Here are the words Rossetti wrote:
Love came down at Christmas,
Love, all lovely, Love divine;
Love was born at Christmas,
Stars and angels gave the sign.
Worship we the Godhead,
Love incarnate, Love divine,
Worship we our Jesus:
But wherewith for sacred sign?
Love shall be our token,
Love be yours and Love be mine,
Love to God and all men,
Love for plea and gift and sign.
Nor only do many Christian hymns express the fact that God loves us, that we are to love God and one another, but also that God is love.
Likewise, Holy Scripture, on which hymns should be based, is filled with such ideas about love, too.
1 John 4:8 says, “He who does not love does not know God, for God is love.”
1 John 4:16 says, “And we have known and believed the love that God has for us, God is love, and he who abides in love, love abides in God, and God in him.”
1 John 4:19 says, “We love Him because He first loved us.”

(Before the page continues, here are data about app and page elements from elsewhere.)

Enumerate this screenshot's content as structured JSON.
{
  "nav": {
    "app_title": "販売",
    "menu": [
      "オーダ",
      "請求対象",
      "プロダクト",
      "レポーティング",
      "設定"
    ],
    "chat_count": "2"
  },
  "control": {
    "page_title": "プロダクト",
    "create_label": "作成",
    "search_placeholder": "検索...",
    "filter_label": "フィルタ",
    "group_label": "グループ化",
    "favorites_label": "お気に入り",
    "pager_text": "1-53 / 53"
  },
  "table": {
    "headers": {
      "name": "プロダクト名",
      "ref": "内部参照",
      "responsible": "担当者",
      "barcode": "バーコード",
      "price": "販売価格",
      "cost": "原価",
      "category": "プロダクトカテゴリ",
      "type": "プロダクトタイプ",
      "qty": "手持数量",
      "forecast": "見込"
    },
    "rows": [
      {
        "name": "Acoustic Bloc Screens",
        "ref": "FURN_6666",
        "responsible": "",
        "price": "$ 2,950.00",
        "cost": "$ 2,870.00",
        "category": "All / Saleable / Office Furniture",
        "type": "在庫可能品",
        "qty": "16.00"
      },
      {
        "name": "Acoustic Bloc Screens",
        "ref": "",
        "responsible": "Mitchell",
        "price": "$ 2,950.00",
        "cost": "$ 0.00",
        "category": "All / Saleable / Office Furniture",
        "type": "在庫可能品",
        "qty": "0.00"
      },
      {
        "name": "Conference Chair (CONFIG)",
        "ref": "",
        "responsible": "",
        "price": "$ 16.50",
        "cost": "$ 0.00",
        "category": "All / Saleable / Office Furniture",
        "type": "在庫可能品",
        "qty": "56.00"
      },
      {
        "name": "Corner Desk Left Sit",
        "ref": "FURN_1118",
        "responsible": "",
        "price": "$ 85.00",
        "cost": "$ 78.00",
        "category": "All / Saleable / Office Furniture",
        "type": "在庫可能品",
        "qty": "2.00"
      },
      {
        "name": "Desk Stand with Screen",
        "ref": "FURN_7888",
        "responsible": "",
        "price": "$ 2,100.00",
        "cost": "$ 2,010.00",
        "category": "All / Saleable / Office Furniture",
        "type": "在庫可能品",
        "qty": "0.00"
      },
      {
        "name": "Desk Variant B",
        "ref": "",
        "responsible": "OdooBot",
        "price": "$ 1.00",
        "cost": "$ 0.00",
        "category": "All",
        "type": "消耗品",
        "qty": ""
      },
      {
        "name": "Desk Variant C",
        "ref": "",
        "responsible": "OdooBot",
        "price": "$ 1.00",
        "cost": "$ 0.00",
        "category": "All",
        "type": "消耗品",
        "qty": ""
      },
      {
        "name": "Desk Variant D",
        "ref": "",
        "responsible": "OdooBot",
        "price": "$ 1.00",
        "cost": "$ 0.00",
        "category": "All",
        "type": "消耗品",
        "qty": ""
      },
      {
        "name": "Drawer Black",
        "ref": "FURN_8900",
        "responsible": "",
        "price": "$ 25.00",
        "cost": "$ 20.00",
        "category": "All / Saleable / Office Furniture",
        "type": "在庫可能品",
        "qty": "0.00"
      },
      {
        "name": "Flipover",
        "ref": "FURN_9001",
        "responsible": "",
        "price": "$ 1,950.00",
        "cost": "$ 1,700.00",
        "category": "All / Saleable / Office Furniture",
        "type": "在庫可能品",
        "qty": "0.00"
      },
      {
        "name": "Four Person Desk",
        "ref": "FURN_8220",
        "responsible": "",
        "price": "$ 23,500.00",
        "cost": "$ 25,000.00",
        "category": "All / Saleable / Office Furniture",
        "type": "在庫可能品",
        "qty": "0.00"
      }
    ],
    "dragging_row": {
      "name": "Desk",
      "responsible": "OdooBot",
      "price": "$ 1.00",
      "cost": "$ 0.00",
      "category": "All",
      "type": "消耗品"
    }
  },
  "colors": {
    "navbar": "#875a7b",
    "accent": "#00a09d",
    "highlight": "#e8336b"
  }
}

Those texts lead up to this one: John 13:34, “A new command I give you. Love one another. As I have loved you, you must love one another.” There are numerous more texts expressing God’s doctrine of love.
Many of you will perhaps celebrate Sunday as Christmas Eve, rather than as the Fourth Sunday of Advent, or maybe you will celebrate both. Regardless of which Festival you celebrate, you are celebrating the joy of God’s love for humankind. John 3:16 says, “For God so loved the world, that He gave His only begotten Son, that whosoever believes in Him should not perish, but have everlasting life,”
Ray Spitzenberger is a retired WCJC teacher, a retired LCMS pastor, and author of three books, It Must Be the Noodles, Open Prairies, and Tanka Schoen